England 215 & 375 (Bell 109, Broad 65, Starc 3/81, Siddle 3/85) v Australia 280 & 6/174 (Rogers 52, Watson 46, Broad 2/34, Swann 2/64)
Stumps Day 4. Australia require another 137 runs with 4 wickets in hand.
Edgbaston, 2nd Ashes Test, 2005. Australia slump to 7/137, then 8/175 in pursuit of 282 set by England to win. 107 needed on the 4th (and what turned out to be final) day of that famous Test with Lee and Warne at the crease and only Kasprowicz left in the pavilion. Warne (42), Kasprowicz (20) and Lee (43*) get Australia to within 2 runs before the big Queensland quick gloved Harmison to keeper Jones and a nervous England escape to level the series at 1 all.
Can Australia’s tail go one step better and get over the line at Trent Bridge in arguably a better position in 2013? Sadly it’s been left up to them after the Australian batting line-up was exposed yet again. Set a victory target of 311, openers Watson and Rogers look comfortable on a slow Nottingham pitch, easing their way to 84 off 24 overs before Watson lazily plays across the ball and is given out LBW for 46. He reviews the decision only for Hawkeye to show the ball clipping leg stump and the umpires decision stands. 46 is a typical Watson score he makes no matter where he bats in the order, his record of having made as many Test centuries as Alan Border medals won (2) looks in little danger of changing anytime soon. Cowan, desperately in need of a score, joins Rogers at the crease and after taking a long time to get off the mark plays a couple of nice cut shots as Rogers plays like the seasoned pro that he is. 1-111 turns into 3/124 as Cowan is caught behind off the part-time off-spin of Joe Root, pushing well away from his body and slightly off balance, then Rogers chipped an Anderson slower ball straight to mid-wicket. Three soft dismissals. The coach would be most disappointed with the two openers for getting good starts and not going on with it. Clarke and Smith take the score to 161 before a disastrous 3 over spell where the skipper is caught behind, and Smith and Hughes are both trapped LBW by Swann playing back and getting caught on the crease, learning nothing from Haddin’s first innings dismissal. Clarke uses the final review to try and overturn his dismissal, in the slight chance that his faint edge wasn’t picked up by hot spot. It was. Of course he knew he hit it, despite what he said at the press conference. At stumps Haddin is unbeaten on 11 and a promoted, and rightly so after his first innings heroics and previous form for Western Australia, Ashton Agar on 1.

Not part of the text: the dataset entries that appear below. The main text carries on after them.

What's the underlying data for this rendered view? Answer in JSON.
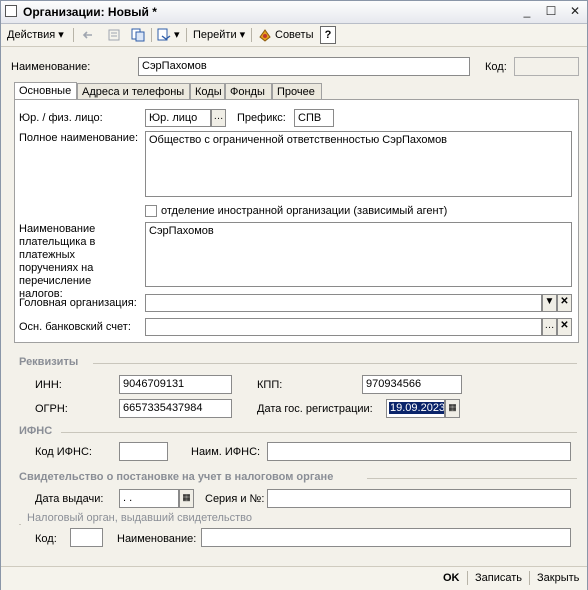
{
  "window": {
    "title": "Организации: Новый *",
    "minimize": "_",
    "maximize": "☐",
    "close": "✕"
  },
  "toolbar": {
    "actions": "Действия",
    "goto": "Перейти",
    "tips": "Советы",
    "help": "?"
  },
  "header": {
    "name_label": "Наименование:",
    "name_value": "СэрПахомов",
    "code_label": "Код:",
    "code_value": ""
  },
  "tabs": [
    "Основные",
    "Адреса и телефоны",
    "Коды",
    "Фонды",
    "Прочее"
  ],
  "main": {
    "legal_label": "Юр. / физ. лицо:",
    "legal_value": "Юр. лицо",
    "prefix_label": "Префикс:",
    "prefix_value": "СПВ",
    "fullname_label": "Полное наименование:",
    "fullname_value": "Общество с ограниченной ответственностью СэрПахомов",
    "foreign_label": "отделение иностранной организации (зависимый агент)",
    "payer_label": "Наименование плательщика в платежных поручениях на перечисление налогов:",
    "payer_value": "СэрПахомов",
    "head_org_label": "Головная организация:",
    "head_org_value": "",
    "bank_label": "Осн. банковский счет:",
    "bank_value": ""
  },
  "requisites": {
    "title": "Реквизиты",
    "inn_label": "ИНН:",
    "inn_value": "9046709131",
    "kpp_label": "КПП:",
    "kpp_value": "970934566",
    "ogrn_label": "ОГРН:",
    "ogrn_value": "6657335437984",
    "regdate_label": "Дата гос. регистрации:",
    "regdate_value": "19.09.2023"
  },
  "ifns": {
    "title": "ИФНС",
    "code_label": "Код ИФНС:",
    "code_value": "",
    "name_label": "Наим. ИФНС:",
    "name_value": ""
  },
  "certificate": {
    "title": "Свидетельство о постановке на учет в налоговом органе",
    "issue_label": "Дата выдачи:",
    "issue_value": " .  .",
    "series_label": "Серия и №:",
    "series_value": "",
    "authority_title": "Налоговый орган, выдавший свидетельство",
    "code_label": "Код:",
    "code_value": "",
    "name_label": "Наименование:",
    "name_value": ""
  },
  "footer": {
    "ok": "OK",
    "save": "Записать",
    "close": "Закрыть"
  }
}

Earlier Australia had dismissed to home team for 375. Ian Bell wasn’t at his fluent best but has played few more valuable innings for his country than his knock of 109, his 18th Test match ton. Stuart Broad walks after edging Pattinson to Haddin, have no problem of him not walking after being given not out by the umpire but don’t pick and choose when you walk. You either are or you aren’t a walker. He’s lucky he is playing at his home ground where he was given rousing support from the fans. He won’t get much cheering at the Gabba in November. Speaking of the umpire, Aleem Dar has been awful in this game, like some of the Aussie batsman and a mate of mine who very recently got married, he appears to be batting out of his league.
Starc mixes some brilliant deliveries with some utter trash in taking 3/81 off 32 overs, Siddle takes 3/85 to give him 8 for the match. Pattinson takes 2 but has been far from his best in this Test and Agar takes the other 2, unlucky not to have a couple more.
A fascinating 5th day ahead, England ahead but anything can and usually does happen in Ashes cricket. A great opportunity for Haddin to stand up, play a senior role and show his selection was worthwhile. Starc , Pattinson and Siddle are all good enough to contribute. And the boy wonder is at the crease already. On a slow, turning pitch Swann is the key man for the Poms. Hopefully its as good as Edgbaston 2005, with a slightly different result.